Shares of Clorox, meanwhile, climbed about 4% after the cleaning products maker reported quarterly earnings before the opening bell that far surpassed analyst expectations, including sales of $1.9 billion that soared nearly 30% from last year; its shares are now up more than 36% this year.
Estée Lauder and Marathon Petroleum were also among firms reporting better-than-expected financials on Monday morning; their shares climbed 2% and 6%, respectively.
Global markets similarly edged up on Monday: The United Kingdom’s FTSE 100 was up 1.3%, France’s CAC 40 2.1% and Japan’s Nikkei 225 1.4%.
Morgan Stanley said Sunday that newly imposed lockdowns in Europe have stifled its global market outlook, as surging coronavirus cases dim domestic prospects, but not everyone’s bearish. “Even as Europe imposes new restrictions to blunt the spread of the coronavirus, the 50 U.S. states have shown little movement toward another shutdown,” says Marc Chaikin, the founder of Philadelphia-based quant research firm Chaikin Analytics. “We are likely to see renewed safety measures involving masks and social distancing, particularly amongst the most vulnerable, but with the death rate curve thankfully showing only a very modest increase, business in the U.S. will continue to improve . . . Investors should key in on improving earnings guidance and economic reports, which show a steady recovery from the Covid-19 induced recession lows.”
What To Watch For
Election results—and when we get them. Experts have warned that a contested election could further ramp up uncertainty, which could naturally heighten market volatility, and Chaikin expects such an outcome would take one to two weeks to resolve: “The market will be volatile with a downward bias as the post election angst plays out,” he says. “Expect a better market as we come out of this election uncertainty.”
One of the Federal Reserve’s eight annual Federal Open Market Committee meetings—during which policymakers give key guidance on monetary and fiscal policy—is slated to be held on Wednesday and Thursday. Morgan Stanley said in a weekend note that it’s unlikely policymakers will “soften their call for additional fiscal support” at the meeting, adding that despite a better-than-expected recovery, and a return to pre-Covid economic levels that could happen in the second quarter, “Policymakers have not let this economic momentum distract from the deep structural problems, particularly in the labor market, that could unfold over the longer run in the absence of further fiscal support.”
Though the VIX (a measure of 30-day volatility expectations) ticked down about 0.2% on Monday, volatility has been at a four-month high in the days leading up to the U.S. presidential election, as the threat of surging coronavirus cases compounds market uncertainty and detracts from a slew of better-than-expected earnings results. Three weeks into third-quarter earnings season, 70% of S&P 500 companies have beaten Wall Street earnings expectations–the highest rate since at least 1998, Goldman Sachs noted in a weekend note, adding that “investors are not rewarding earnings beats this quarter.” Positive earnings announcements historically lead to stocks outperforming the market the day after reporting, but this year, according to Goldman, they‘ve actually led to underperformance.

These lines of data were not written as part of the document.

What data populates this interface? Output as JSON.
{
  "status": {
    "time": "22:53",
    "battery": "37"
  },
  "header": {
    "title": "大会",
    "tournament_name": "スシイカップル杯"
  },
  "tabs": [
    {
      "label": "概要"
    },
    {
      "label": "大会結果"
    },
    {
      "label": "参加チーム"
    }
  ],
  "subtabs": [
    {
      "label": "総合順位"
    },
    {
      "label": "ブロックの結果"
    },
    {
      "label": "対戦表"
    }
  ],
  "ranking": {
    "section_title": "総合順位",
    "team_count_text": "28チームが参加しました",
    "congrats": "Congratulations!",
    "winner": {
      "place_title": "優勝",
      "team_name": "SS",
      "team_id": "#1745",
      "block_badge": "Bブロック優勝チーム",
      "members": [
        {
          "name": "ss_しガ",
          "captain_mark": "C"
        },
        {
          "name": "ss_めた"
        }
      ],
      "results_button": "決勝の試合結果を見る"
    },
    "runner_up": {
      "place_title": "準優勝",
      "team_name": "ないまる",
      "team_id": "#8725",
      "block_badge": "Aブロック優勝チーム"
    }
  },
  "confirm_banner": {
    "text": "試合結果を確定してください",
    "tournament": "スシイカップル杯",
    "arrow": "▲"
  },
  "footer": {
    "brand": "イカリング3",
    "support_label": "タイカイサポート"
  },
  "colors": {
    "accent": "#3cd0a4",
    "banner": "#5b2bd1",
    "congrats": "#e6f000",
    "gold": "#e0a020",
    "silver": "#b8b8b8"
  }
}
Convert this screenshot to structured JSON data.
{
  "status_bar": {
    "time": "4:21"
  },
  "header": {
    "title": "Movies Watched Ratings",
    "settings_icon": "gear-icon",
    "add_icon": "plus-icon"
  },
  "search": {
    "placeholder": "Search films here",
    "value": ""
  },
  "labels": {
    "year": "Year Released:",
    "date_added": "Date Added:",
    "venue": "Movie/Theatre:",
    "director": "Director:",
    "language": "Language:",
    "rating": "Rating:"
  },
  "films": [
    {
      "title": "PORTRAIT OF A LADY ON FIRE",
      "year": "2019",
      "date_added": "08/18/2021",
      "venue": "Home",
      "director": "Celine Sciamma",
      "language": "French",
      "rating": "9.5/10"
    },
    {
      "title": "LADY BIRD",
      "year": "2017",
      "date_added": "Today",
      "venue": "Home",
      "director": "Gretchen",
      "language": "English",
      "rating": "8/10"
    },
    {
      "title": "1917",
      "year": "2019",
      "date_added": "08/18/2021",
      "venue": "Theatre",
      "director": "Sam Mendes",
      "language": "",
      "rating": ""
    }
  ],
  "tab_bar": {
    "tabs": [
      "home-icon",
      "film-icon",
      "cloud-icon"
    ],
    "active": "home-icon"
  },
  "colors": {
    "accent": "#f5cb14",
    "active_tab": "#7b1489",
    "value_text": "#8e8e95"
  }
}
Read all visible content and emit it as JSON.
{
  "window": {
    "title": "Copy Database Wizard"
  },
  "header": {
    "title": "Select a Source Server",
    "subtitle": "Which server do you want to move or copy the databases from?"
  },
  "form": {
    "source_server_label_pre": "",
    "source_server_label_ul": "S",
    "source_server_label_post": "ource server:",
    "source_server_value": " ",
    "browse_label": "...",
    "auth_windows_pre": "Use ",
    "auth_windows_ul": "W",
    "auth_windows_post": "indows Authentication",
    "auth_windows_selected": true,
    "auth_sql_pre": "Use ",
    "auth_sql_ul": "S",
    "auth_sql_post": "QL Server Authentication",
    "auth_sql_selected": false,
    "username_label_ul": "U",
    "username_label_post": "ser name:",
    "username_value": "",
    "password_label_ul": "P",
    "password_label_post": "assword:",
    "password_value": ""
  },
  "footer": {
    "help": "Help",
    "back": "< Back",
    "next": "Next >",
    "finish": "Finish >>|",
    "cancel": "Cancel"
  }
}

Here’s Why Oil Prices Are Plummeting Again (Forbes)
Dow Tanks 1,800 Points On The Worst Week For Stocks Since March—Just Four Days Before The Election (Forbes)